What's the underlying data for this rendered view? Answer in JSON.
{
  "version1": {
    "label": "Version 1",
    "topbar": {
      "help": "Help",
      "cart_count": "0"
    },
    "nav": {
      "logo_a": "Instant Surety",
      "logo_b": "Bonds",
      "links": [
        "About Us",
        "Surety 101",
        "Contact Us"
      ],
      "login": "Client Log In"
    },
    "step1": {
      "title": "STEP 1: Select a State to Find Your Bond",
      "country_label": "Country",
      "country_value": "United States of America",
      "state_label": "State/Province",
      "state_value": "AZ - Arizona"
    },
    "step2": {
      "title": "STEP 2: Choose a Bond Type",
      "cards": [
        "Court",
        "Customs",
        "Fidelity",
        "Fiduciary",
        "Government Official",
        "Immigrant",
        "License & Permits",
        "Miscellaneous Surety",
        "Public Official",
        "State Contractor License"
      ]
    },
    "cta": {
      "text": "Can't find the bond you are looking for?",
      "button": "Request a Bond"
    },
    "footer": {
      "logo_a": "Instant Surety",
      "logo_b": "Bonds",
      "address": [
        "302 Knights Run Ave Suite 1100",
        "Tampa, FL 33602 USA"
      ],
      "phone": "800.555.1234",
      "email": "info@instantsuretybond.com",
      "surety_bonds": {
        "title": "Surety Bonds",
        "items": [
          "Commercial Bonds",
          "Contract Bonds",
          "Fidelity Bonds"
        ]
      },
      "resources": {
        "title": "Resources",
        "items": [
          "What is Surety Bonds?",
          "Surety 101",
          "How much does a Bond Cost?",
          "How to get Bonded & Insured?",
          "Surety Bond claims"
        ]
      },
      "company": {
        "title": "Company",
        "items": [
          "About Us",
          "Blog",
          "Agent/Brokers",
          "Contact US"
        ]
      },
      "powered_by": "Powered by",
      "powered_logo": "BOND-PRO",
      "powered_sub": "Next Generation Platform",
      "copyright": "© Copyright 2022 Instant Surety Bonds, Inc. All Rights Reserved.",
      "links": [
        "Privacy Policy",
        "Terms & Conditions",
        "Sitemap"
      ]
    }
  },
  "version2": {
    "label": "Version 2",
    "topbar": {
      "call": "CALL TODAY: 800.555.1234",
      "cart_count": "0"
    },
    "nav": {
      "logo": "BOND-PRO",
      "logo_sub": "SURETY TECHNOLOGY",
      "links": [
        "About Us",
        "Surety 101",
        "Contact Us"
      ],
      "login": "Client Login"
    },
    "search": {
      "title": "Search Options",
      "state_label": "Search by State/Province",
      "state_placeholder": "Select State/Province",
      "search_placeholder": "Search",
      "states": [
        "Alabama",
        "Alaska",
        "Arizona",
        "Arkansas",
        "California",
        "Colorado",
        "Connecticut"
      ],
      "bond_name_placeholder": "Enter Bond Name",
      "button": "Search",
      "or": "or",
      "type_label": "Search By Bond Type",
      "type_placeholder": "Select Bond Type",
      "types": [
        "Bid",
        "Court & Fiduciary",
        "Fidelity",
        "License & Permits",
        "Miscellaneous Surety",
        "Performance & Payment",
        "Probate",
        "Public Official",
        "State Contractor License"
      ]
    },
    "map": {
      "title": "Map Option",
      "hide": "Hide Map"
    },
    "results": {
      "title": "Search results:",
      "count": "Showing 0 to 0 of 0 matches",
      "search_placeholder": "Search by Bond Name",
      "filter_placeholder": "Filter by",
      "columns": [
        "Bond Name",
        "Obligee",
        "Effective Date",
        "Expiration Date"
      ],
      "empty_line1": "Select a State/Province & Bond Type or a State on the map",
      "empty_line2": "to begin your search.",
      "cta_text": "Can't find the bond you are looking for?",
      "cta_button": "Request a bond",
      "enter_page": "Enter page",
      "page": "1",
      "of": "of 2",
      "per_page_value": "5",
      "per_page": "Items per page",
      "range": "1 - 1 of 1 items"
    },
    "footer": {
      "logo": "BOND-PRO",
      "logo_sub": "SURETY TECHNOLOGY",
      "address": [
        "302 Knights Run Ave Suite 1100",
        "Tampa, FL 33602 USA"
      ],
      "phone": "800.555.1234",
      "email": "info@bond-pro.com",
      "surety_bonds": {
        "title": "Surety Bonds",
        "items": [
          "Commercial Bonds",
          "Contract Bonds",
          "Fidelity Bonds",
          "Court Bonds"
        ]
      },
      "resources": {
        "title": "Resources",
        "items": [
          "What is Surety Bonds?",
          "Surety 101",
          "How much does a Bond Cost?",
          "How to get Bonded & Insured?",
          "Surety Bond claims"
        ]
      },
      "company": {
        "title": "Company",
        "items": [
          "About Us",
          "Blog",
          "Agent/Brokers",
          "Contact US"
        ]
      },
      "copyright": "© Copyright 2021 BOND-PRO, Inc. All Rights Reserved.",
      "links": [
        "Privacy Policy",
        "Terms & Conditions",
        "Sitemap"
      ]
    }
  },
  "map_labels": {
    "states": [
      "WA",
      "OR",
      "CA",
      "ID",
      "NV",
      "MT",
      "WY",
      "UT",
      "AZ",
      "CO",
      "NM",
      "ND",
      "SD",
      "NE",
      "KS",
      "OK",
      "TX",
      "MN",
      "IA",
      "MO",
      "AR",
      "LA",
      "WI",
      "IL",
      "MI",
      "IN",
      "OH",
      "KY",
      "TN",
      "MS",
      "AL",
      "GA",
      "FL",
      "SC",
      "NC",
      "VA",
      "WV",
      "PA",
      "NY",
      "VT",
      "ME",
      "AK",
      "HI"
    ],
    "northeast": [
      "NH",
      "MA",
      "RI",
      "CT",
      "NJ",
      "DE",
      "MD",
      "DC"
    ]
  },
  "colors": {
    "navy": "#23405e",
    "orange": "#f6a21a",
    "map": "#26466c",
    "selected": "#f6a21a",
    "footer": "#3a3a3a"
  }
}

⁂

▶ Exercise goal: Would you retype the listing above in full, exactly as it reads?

▶ Your response:
What's the underlying data for this rendered view? Answer in JSON.
{
  "version1": {
    "label": "Version 1",
    "topbar": {
      "help": "Help",
      "cart_count": "0"
    },
    "nav": {
      "logo_a": "Instant Surety",
      "logo_b": "Bonds",
      "links": [
        "About Us",
        "Surety 101",
        "Contact Us"
      ],
      "login": "Client Log In"
    },
    "step1": {
      "title": "STEP 1: Select a State to Find Your Bond",
      "country_label": "Country",
      "country_value": "United States of America",
      "state_label": "State/Province",
      "state_value": "AZ - Arizona"
    },
    "step2": {
      "title": "STEP 2: Choose a Bond Type",
      "cards": [
        "Court",
        "Customs",
        "Fidelity",
        "Fiduciary",
        "Government Official",
        "Immigrant",
        "License & Permits",
        "Miscellaneous Surety",
        "Public Official",
        "State Contractor License"
      ]
    },
    "cta": {
      "text": "Can't find the bond you are looking for?",
      "button": "Request a Bond"
    },
    "footer": {
      "logo_a": "Instant Surety",
      "logo_b": "Bonds",
      "address": [
        "302 Knights Run Ave Suite 1100",
        "Tampa, FL 33602 USA"
      ],
      "phone": "800.555.1234",
      "email": "info@instantsuretybond.com",
      "surety_bonds": {
        "title": "Surety Bonds",
        "items": [
          "Commercial Bonds",
          "Contract Bonds",
          "Fidelity Bonds"
        ]
      },
      "resources": {
        "title": "Resources",
        "items": [
          "What is Surety Bonds?",
          "Surety 101",
          "How much does a Bond Cost?",
          "How to get Bonded & Insured?",
          "Surety Bond claims"
        ]
      },
      "company": {
        "title": "Company",
        "items": [
          "About Us",
          "Blog",
          "Agent/Brokers",
          "Contact US"
        ]
      },
      "powered_by": "Powered by",
      "powered_logo": "BOND-PRO",
      "powered_sub": "Next Generation Platform",
      "copyright": "© Copyright 2022 Instant Surety Bonds, Inc. All Rights Reserved.",
      "links": [
        "Privacy Policy",
        "Terms & Conditions",
        "Sitemap"
      ]
    }
  },
  "version2": {
    "label": "Version 2",
    "topbar": {
      "call": "CALL TODAY: 800.555.1234",
      "cart_count": "0"
    },
    "nav": {
      "logo": "BOND-PRO",
      "logo_sub": "SURETY TECHNOLOGY",
      "links": [
        "About Us",
        "Surety 101",
        "Contact Us"
      ],
      "login": "Client Login"
    },
    "search": {
      "title": "Search Options",
      "state_label": "Search by State/Province",
      "state_placeholder": "Select State/Province",
      "search_placeholder": "Search",
      "states": [
        "Alabama",
        "Alaska",
        "Arizona",
        "Arkansas",
        "California",
        "Colorado",
        "Connecticut"
      ],
      "bond_name_placeholder": "Enter Bond Name",
      "button": "Search",
      "or": "or",
      "type_label": "Search By Bond Type",
      "type_placeholder": "Select Bond Type",
      "types": [
        "Bid",
        "Court & Fiduciary",
        "Fidelity",
        "License & Permits",
        "Miscellaneous Surety",
        "Performance & Payment",
        "Probate",
        "Public Official",
        "State Contractor License"
      ]
    },
    "map": {
      "title": "Map Option",
      "hide": "Hide Map"
    },
    "results": {
      "title": "Search results:",
      "count": "Showing 0 to 0 of 0 matches",
      "search_placeholder": "Search by Bond Name",
      "filter_placeholder": "Filter by",
      "columns": [
        "Bond Name",
        "Obligee",
        "Effective Date",
        "Expiration Date"
      ],
      "empty_line1": "Select a State/Province & Bond Type or a State on the map",
      "empty_line2": "to begin your search.",
      "cta_text": "Can't find the bond you are looking for?",
      "cta_button": "Request a bond",
      "enter_page": "Enter page",
      "page": "1",
      "of": "of 2",
      "per_page_value": "5",
      "per_page": "Items per page",
      "range": "1 - 1 of 1 items"
    },
    "footer": {
      "logo": "BOND-PRO",
      "logo_sub": "SURETY TECHNOLOGY",
      "address": [
        "302 Knights Run Ave Suite 1100",
        "Tampa, FL 33602 USA"
      ],
      "phone": "800.555.1234",
      "email": "info@bond-pro.com",
      "surety_bonds": {
        "title": "Surety Bonds",
        "items": [
          "Commercial Bonds",
          "Contract Bonds",
          "Fidelity Bonds",
          "Court Bonds"
        ]
      },
      "resources": {
        "title": "Resources",
        "items": [
          "What is Surety Bonds?",
          "Surety 101",
          "How much does a Bond Cost?",
          "How to get Bonded & Insured?",
          "Surety Bond claims"
        ]
      },
      "company": {
        "title": "Company",
        "items": [
          "About Us",
          "Blog",
          "Agent/Brokers",
          "Contact US"
        ]
      },
      "copyright": "© Copyright 2021 BOND-PRO, Inc. All Rights Reserved.",
      "links": [
        "Privacy Policy",
        "Terms & Conditions",
        "Sitemap"
      ]
    }
  },
  "map_labels": {
    "states": [
      "WA",
      "OR",
      "CA",
      "ID",
      "NV",
      "MT",
      "WY",
      "UT",
      "AZ",
      "CO",
      "NM",
      "ND",
      "SD",
      "NE",
      "KS",
      "OK",
      "TX",
      "MN",
      "IA",
      "MO",
      "AR",
      "LA",
      "WI",
      "IL",
      "MI",
      "IN",
      "OH",
      "KY",
      "TN",
      "MS",
      "AL",
      "GA",
      "FL",
      "SC",
      "NC",
      "VA",
      "WV",
      "PA",
      "NY",
      "VT",
      "ME",
      "AK",
      "HI"
    ],
    "northeast": [
      "NH",
      "MA",
      "RI",
      "CT",
      "NJ",
      "DE",
      "MD",
      "DC"
    ]
  },
  "colors": {
    "navy": "#23405e",
    "orange": "#f6a21a",
    "map": "#26466c",
    "selected": "#f6a21a",
    "footer": "#3a3a3a"
  }
}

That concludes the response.